The Corner Office: On the Record With: Paul Bogaards
When you teach classes on publicity, what do you tell future publicists are some of the most important skills they need?
● You need to read with comprehension and know how write well (still). You need to distill essential information about your books (outgoing process) and digest media and data (incoming process). You need to be personable (for relationship building). You need to have a strong network of contacts.
I always ask people who are interviewing with me if they’ve ever worked in sales. It’s the second question I ask. The first is “What are you reading now?” You’d be surprised how many people say Tolstoy. F***ing Tolstoy! Anyhow, almost everyone says “no” in response to the question about sales. Then I ask them how they would feel about working in sales. Almost all of them grimace. So I categorically reject most candidates after the third question because, in my view, you need to have the tenacity of a commission sales rep to perform this job well. You need to be unrelenting in both your advocacy and outreach on behalf of authors. If your friends don’t say to you once a week, “Can you just stop talking about books for a minute?” you are not doing your job well.

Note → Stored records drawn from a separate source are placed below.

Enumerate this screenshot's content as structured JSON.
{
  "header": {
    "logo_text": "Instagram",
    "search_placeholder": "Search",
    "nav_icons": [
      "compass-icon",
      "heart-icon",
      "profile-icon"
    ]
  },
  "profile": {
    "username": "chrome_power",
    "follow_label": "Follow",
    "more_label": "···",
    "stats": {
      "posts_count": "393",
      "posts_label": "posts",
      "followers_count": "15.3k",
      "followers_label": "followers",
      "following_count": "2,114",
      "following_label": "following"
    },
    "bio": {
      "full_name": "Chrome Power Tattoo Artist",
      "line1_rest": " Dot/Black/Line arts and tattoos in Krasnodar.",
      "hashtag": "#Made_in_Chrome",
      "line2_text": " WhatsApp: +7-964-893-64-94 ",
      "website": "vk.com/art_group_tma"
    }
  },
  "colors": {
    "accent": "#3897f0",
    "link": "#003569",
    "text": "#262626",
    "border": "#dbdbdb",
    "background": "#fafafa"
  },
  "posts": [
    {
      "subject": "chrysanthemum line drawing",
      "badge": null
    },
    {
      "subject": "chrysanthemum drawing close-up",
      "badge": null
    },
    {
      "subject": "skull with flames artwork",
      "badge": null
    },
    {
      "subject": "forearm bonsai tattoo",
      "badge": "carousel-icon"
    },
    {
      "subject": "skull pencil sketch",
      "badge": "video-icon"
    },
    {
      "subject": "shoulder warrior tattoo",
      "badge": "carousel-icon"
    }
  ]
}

You need to chase leads. You need to cope well with rejection. You need to be highly functional and irrationally happy. You need to be connected to the world and engaged. You have to listen to conversations that spring up around your books (and sometimes step in and change them).
What are some qualities writers need to be successful promoting their books?
● Fabulous hair and comfortable shoes.
Writers need to understand the value of promotion: why it matters. Writers need to be engaged with every audience they come into contact with—publishers, sales reps, booksellers, librarians, media, social hubs—because every audience represents an opportunity. And proper engagement begins with enthusiasm for their work. That may sound obvious, but I’ve been around a surprising number of authors who are kind of “meh” about their work (or if not their work, the process of selling it). Listen: If you’re not excited about your book, why should the reader be? Writers need to send the appropriate message. Shamelessness, adaptability and an awareness of the marketplace all help.